* **EXERCISE DATA**:
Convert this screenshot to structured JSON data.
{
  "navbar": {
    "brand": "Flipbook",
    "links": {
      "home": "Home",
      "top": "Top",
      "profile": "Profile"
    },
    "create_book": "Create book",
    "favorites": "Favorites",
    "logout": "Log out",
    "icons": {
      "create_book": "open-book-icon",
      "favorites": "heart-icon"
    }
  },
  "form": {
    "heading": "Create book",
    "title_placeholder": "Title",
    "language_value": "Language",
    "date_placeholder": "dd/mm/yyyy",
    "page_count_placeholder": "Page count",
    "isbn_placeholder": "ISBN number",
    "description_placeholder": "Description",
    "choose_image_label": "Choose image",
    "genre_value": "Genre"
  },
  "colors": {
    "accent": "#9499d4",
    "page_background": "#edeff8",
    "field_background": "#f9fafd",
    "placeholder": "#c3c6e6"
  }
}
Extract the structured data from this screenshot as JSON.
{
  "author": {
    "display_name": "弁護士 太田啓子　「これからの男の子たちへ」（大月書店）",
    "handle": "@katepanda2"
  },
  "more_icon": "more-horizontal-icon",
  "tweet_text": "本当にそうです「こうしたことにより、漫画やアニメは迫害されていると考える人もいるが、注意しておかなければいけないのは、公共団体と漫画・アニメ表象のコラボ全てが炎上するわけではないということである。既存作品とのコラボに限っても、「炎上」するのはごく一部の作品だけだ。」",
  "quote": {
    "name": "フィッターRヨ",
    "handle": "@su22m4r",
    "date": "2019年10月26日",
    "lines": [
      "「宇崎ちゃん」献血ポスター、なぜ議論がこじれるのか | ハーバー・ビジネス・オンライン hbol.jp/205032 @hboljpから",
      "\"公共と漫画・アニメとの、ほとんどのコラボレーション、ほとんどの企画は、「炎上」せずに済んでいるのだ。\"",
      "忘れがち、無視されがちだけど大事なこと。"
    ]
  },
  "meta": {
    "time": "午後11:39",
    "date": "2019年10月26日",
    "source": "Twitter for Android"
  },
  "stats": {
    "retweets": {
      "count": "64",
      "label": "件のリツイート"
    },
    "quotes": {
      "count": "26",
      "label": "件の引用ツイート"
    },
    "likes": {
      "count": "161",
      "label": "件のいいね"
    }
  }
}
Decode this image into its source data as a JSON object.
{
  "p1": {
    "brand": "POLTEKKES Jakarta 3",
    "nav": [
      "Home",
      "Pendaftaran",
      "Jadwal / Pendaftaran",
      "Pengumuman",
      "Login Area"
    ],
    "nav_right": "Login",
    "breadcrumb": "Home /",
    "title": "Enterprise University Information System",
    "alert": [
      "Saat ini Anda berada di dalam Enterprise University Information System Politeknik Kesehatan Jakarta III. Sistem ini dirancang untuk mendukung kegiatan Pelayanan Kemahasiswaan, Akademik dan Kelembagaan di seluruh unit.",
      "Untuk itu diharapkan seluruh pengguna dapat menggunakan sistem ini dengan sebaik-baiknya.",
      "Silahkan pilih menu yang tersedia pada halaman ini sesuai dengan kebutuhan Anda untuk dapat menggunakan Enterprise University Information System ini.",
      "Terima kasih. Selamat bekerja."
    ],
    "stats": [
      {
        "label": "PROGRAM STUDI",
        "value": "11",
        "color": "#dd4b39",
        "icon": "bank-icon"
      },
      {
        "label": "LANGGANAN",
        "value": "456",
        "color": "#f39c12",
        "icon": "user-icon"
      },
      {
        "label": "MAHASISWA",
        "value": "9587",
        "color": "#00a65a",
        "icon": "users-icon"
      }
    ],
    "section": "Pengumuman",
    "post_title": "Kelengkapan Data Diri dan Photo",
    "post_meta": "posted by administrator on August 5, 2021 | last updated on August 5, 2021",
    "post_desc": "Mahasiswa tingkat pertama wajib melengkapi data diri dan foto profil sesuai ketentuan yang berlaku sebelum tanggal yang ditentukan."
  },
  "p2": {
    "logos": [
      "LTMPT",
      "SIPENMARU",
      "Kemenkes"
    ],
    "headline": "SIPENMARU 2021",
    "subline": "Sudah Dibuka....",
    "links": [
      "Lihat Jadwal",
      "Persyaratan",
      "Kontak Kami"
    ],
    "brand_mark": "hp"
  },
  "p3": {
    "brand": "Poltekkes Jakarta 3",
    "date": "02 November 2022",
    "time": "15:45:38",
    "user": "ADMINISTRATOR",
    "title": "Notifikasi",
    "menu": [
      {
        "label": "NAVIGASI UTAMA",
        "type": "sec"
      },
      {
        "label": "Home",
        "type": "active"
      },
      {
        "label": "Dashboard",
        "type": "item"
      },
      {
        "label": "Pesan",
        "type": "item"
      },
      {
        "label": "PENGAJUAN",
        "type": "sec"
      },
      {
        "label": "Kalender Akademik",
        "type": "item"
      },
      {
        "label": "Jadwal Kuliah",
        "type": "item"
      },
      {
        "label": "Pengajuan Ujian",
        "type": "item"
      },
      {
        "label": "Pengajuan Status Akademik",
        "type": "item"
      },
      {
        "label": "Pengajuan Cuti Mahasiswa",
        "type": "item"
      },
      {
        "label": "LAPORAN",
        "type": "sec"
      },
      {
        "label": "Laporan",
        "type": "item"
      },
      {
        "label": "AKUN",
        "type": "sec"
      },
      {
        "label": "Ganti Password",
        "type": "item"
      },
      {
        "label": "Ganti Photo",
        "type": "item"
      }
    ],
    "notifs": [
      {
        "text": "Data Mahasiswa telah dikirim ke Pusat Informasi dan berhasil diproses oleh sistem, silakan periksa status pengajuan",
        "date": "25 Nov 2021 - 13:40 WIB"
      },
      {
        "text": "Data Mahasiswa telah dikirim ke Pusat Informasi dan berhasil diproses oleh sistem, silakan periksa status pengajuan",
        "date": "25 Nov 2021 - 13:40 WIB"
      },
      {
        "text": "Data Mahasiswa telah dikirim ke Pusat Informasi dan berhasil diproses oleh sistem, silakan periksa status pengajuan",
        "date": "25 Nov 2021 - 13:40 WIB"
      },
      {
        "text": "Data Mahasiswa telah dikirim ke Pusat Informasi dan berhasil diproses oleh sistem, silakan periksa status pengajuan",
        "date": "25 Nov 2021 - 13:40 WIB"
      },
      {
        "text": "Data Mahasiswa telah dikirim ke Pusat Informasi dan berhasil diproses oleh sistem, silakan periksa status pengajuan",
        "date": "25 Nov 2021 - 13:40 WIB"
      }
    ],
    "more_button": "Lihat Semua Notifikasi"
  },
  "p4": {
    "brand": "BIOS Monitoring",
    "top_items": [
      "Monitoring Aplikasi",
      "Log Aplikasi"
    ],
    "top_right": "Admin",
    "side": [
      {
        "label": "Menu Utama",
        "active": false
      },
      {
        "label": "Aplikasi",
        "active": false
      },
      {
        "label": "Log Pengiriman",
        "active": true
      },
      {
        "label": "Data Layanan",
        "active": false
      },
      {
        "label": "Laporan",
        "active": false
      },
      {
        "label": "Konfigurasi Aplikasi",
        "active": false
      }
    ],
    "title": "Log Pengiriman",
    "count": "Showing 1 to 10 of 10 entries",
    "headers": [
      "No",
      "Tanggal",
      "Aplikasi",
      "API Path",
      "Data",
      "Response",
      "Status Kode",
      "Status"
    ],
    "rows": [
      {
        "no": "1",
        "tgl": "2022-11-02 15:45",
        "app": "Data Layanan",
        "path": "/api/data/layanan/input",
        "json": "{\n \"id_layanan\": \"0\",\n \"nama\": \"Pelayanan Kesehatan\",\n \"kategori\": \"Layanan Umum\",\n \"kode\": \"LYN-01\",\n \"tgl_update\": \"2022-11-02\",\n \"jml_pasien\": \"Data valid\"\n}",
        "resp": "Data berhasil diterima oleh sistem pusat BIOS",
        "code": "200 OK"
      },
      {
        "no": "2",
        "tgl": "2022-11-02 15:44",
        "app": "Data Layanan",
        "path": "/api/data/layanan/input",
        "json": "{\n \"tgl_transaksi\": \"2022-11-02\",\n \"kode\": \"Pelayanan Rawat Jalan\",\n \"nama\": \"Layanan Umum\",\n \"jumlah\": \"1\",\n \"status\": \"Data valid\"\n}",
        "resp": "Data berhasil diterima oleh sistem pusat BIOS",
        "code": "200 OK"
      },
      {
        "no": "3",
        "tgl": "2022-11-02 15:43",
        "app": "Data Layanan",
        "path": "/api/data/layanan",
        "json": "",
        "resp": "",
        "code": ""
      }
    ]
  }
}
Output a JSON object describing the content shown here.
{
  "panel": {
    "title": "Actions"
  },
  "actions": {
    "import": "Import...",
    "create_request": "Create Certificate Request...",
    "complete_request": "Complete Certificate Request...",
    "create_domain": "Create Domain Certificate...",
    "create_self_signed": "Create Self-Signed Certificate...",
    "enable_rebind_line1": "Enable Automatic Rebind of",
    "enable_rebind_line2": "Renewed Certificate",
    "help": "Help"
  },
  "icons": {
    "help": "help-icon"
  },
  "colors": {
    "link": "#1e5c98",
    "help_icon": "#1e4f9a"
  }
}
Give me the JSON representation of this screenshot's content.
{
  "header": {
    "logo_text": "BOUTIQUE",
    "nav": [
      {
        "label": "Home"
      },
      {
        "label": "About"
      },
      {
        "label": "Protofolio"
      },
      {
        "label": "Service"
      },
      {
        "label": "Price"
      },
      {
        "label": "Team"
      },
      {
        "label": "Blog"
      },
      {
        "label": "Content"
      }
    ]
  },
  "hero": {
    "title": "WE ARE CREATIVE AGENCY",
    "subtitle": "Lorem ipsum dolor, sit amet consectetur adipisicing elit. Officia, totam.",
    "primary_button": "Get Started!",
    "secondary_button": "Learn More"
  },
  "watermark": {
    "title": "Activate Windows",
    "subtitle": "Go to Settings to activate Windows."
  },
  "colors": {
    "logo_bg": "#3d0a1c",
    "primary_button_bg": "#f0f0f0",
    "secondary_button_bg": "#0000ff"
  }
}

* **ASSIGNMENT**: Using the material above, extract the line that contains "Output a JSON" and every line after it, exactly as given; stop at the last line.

* **OUTPUT**:
Output a JSON object describing the content shown here.
{
  "panel": {
    "title": "Actions"
  },
  "actions": {
    "import": "Import...",
    "create_request": "Create Certificate Request...",
    "complete_request": "Complete Certificate Request...",
    "create_domain": "Create Domain Certificate...",
    "create_self_signed": "Create Self-Signed Certificate...",
    "enable_rebind_line1": "Enable Automatic Rebind of",
    "enable_rebind_line2": "Renewed Certificate",
    "help": "Help"
  },
  "icons": {
    "help": "help-icon"
  },
  "colors": {
    "link": "#1e5c98",
    "help_icon": "#1e4f9a"
  }
}
Give me the JSON representation of this screenshot's content.
{
  "header": {
    "logo_text": "BOUTIQUE",
    "nav": [
      {
        "label": "Home"
      },
      {
        "label": "About"
      },
      {
        "label": "Protofolio"
      },
      {
        "label": "Service"
      },
      {
        "label": "Price"
      },
      {
        "label": "Team"
      },
      {
        "label": "Blog"
      },
      {
        "label": "Content"
      }
    ]
  },
  "hero": {
    "title": "WE ARE CREATIVE AGENCY",
    "subtitle": "Lorem ipsum dolor, sit amet consectetur adipisicing elit. Officia, totam.",
    "primary_button": "Get Started!",
    "secondary_button": "Learn More"
  },
  "watermark": {
    "title": "Activate Windows",
    "subtitle": "Go to Settings to activate Windows."
  },
  "colors": {
    "logo_bg": "#3d0a1c",
    "primary_button_bg": "#f0f0f0",
    "secondary_button_bg": "#0000ff"
  }
}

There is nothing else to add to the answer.